He doesn't actually use the word 'gatekeeper', but it seems to me that in this article from the Guardian, Anthony McGowan is also writing about the problems of delivering books - either as a publisher or a writer - to an audience of which you are not a member: i.e. adults writing and publishing for children and young people.
I agree with him that in YA fiction, where the boundaries become blurred - adults frequently enjoying books written for young adults, and vice versa - it is also a problem of categorisation. I work in a charity bookshop, and quite often find books I know to be written by so-called YA authors misshelved amongst the general fiction. I tend to leave them there, especially if there's also a copy in the children's section. I believe if a book is in the right place if it is somewhere where it might be picked up and read.
But I digress. McGowan is concerned about adults missing out on
authors they might appreciate (Meg Rosoff and Patrick Ness to name but
two: amongst my favourites as well); and indeed authors missing out on
readers. But he also seems to suggest that teenagers should be writing
for teenagers, and there I'm not so sure I agree: at least, not to the
exclusion of older writers.
Like so many other things, there's a continuum. I wouldn't disagree that there are likely to be teenagers who could write highly publishable books for their own age and others, but where should it stop? 12 year-olds writing middle grade?
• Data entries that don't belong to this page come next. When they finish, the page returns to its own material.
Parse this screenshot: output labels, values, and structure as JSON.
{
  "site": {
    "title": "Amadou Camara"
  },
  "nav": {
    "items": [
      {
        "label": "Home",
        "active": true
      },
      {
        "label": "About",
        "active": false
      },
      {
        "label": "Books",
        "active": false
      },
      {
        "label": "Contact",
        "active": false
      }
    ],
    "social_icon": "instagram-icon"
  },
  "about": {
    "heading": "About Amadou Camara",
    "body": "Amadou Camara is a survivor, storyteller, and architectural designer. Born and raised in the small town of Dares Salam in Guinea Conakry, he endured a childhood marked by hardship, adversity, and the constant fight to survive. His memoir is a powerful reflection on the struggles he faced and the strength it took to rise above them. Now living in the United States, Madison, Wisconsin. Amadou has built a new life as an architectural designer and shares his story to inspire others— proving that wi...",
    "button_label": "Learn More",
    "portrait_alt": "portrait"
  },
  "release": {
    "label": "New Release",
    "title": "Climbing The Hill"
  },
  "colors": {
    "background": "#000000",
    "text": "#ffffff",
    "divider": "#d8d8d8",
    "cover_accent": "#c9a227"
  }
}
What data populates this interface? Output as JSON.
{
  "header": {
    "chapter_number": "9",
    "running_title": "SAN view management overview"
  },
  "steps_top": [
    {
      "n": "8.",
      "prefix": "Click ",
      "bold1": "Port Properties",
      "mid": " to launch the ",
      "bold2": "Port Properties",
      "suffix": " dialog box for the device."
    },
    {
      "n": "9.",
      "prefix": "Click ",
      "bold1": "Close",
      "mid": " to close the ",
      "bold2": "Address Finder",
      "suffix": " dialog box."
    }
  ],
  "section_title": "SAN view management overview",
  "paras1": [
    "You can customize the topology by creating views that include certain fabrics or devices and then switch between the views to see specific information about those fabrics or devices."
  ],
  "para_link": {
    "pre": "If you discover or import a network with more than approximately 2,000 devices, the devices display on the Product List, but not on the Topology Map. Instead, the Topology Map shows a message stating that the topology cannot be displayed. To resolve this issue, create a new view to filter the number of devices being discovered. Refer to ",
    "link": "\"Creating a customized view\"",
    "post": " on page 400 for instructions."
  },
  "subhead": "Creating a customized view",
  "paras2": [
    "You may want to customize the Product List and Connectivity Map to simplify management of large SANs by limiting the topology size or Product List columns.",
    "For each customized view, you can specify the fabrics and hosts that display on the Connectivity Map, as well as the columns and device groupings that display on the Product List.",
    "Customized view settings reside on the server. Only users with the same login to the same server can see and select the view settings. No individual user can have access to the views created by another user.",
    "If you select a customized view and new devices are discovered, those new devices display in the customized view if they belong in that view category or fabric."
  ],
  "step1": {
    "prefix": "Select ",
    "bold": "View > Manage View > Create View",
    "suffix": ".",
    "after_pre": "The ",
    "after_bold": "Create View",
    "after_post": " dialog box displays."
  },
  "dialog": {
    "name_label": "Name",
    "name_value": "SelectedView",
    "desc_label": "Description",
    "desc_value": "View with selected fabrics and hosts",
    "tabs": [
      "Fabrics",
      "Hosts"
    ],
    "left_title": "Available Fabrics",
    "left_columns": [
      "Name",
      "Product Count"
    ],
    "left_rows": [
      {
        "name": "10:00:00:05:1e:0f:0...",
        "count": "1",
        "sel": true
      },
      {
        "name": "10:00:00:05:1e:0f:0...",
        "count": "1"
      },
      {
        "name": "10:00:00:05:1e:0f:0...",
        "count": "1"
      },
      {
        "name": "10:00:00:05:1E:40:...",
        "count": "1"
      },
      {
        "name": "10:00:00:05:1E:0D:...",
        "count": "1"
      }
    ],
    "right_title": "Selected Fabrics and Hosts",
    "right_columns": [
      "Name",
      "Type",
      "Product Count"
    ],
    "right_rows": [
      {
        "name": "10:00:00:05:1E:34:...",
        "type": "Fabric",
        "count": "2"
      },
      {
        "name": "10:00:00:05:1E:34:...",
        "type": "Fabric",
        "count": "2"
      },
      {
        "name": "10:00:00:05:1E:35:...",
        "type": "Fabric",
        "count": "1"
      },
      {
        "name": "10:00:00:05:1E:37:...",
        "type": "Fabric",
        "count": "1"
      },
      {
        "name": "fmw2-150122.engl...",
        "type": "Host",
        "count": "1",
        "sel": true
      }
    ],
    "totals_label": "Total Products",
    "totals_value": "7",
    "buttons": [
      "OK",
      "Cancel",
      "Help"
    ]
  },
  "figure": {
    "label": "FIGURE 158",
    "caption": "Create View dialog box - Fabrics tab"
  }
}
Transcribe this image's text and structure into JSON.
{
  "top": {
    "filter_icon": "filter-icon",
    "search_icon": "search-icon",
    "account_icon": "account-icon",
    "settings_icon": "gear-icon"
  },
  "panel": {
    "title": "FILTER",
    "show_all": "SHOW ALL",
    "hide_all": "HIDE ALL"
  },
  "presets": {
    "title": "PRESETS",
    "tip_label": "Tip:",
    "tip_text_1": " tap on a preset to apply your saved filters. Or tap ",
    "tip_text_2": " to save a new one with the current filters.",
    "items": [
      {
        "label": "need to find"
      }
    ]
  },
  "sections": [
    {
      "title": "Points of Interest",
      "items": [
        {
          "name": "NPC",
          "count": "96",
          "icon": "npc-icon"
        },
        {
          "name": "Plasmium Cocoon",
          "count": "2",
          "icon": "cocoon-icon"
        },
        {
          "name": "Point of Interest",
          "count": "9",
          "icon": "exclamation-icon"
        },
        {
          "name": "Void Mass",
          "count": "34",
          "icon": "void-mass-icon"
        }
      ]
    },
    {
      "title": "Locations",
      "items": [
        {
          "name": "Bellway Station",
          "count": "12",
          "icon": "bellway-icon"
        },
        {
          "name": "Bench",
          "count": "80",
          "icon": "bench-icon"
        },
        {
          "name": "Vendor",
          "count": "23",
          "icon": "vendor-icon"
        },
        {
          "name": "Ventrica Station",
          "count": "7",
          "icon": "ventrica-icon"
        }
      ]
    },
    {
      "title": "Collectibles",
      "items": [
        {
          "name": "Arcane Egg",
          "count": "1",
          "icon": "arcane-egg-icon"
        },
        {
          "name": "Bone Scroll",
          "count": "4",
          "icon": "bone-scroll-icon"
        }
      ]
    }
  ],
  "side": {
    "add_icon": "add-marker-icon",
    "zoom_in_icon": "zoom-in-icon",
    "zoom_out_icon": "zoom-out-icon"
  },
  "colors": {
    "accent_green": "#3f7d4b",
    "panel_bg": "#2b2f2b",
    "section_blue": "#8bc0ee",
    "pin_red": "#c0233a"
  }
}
One thing I am sure of, no-one is going to suggest the very youngest children create their own stories. Not only is the writing and design of picture books a sophisticated skill, the very act of reading together is linked to the ancient art of storytelling: and maybe that is something that deserves to be remembered.
The old have always told stories to the young, and it has been a relationship treasured by both, for many good reasons. Let's not stop.